Nine months in Taupo.
Restless. I suppose we are all inclined to self-criticism; I should have done this or seen that, should have saved more money, should have spoken to that person but in the end I guess that we do what we do.
The spring came through the winter and we were stir crazy. So we went south. Traversing the ‘Forgotten Highway’ out of Taumarunui.
North Island countryside follows a certain pattern, one largely laid down by its hugely explosive volcanic past; sharp, angular grassy hills in jagged rows.
This was a journey between two volcanos.
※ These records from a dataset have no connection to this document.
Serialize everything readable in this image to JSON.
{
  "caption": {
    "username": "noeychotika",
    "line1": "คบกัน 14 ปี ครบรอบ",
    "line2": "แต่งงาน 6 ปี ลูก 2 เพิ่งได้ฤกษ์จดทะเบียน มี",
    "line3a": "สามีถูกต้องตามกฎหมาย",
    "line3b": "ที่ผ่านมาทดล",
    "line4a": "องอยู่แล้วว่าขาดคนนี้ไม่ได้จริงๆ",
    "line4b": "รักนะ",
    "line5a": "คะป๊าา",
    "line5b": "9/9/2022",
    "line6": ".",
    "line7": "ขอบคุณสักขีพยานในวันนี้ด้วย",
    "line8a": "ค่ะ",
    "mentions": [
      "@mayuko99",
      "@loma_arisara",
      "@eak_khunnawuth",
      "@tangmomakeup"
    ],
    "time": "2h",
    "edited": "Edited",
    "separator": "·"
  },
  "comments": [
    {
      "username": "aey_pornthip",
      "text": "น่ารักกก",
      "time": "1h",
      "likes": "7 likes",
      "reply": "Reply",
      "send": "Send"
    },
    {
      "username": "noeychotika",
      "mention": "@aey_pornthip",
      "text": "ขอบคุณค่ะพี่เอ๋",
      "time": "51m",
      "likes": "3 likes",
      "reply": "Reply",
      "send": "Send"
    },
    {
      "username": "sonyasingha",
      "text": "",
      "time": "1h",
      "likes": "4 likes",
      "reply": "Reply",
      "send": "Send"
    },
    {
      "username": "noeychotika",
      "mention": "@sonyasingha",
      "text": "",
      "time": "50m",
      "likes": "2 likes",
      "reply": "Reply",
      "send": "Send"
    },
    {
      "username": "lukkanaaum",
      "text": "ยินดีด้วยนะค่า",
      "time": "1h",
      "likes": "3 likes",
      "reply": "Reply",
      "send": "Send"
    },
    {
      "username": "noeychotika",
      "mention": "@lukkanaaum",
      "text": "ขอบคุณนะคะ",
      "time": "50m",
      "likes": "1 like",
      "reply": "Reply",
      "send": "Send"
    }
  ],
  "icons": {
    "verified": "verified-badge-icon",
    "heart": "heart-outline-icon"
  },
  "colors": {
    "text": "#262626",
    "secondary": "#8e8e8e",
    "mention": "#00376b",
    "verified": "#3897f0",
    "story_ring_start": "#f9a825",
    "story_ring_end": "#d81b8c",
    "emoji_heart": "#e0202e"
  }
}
Mount Ruapehu, the irregular giant at the end of Lake Taupo and the heart of the North, to the uniform, neater cone of Mount Taranaki, guarding the southwest coastline and looking out to the brutal Tasman sea.
The Forgotten highway cuts through the central plateau linking Stratford and New Plymouth to Taumarunui. It is a long, old road carving through precipitous gorges and the ubiquitous farmlands and then, suddenly, it ends and the landscape becomes flat as the fertile plains emanating out from the nearly symmetrical Mount Taranaki are reached.
And so New Plymouth, a coastal city with a definitive beachy vibe, interspersed with some colonial architecture and modern glass shopping centres. A small shiny, bright city. Like the air here.
New Plymouth is so named due to it being here that the first landfalls of the West Country settlers were made. Mount Taranaki would have been the first thing that met their eyes as they neared this part of Land of the Long White Cloud. An alien sight to the people used to the relatively gentle hills of home, although the battered coastline around the south-western cape called to mind immediately areas of North Cornwall around Treyarnon, Trevose and Harlyn so perhaps it also did to the first Cornishmen on the William Bryan.
The ‘settlement’, incidentally, did not go well. Heavily affected by famine, disease, mutual distrust and eventual war with the local Maori Iwi. Taranaki is sacred in Maori lore and the surrounding plains were relatively densely populated by the Maori during European colonisation so conflict was inevitable
Mount Taranaki is a startling sight, magnetic, I had to force myself to keep my eyes on the road as the clouds lifted from the summit.
The Surf Highway follows the hemispherical coast and the coast circles the mountain. From the air the peculiar landscape is made obvious.
The odd green circle is the National Park boundary, where the native bush starts and the fertile, artificial farmland – mainly dairy – ends.
These mountains have a certain mystique about them I find, being so singular and dominant. I can perfectly understand why Maori legend personifies them into separate quarrelling entities, ancient god-like beings, a conceptualisation brought all the more sharply into focus when their latent geophysical power is taken into account.
Taranaki then was once standing with other Volcanoes in the central plateau but was sent retreating to his lonely position after viciously losing to the powerful Tongariro in a battle for the affections of the diminuative but beautiful Pihanga, where it is said that when he remembers his lost love he calls the clouds in to hide his tears.
And that was how we left him, returning to Taupo after a clear night under a Supermoon and inverted constellations.